Task instructions
Work through the records below and tally every line containing "subtitle". Reply with the total alone.

Data for this exercise
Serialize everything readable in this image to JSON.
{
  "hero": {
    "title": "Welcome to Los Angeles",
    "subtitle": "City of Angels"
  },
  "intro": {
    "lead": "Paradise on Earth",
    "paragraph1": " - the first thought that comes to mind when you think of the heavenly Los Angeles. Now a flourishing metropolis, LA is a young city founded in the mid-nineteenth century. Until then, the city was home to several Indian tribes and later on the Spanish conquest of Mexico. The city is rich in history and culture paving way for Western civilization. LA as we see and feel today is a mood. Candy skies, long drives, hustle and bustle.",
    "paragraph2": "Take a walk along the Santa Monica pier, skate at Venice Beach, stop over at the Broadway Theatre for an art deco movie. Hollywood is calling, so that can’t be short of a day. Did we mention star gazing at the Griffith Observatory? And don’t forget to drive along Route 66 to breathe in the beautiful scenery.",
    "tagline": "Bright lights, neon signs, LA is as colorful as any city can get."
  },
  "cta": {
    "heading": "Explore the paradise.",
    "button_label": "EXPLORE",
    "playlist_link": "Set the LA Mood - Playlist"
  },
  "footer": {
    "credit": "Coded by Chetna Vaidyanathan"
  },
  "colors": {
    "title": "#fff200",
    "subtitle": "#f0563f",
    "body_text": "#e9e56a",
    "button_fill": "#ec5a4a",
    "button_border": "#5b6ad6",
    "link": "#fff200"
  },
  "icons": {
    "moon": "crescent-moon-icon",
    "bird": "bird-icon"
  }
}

Task output
2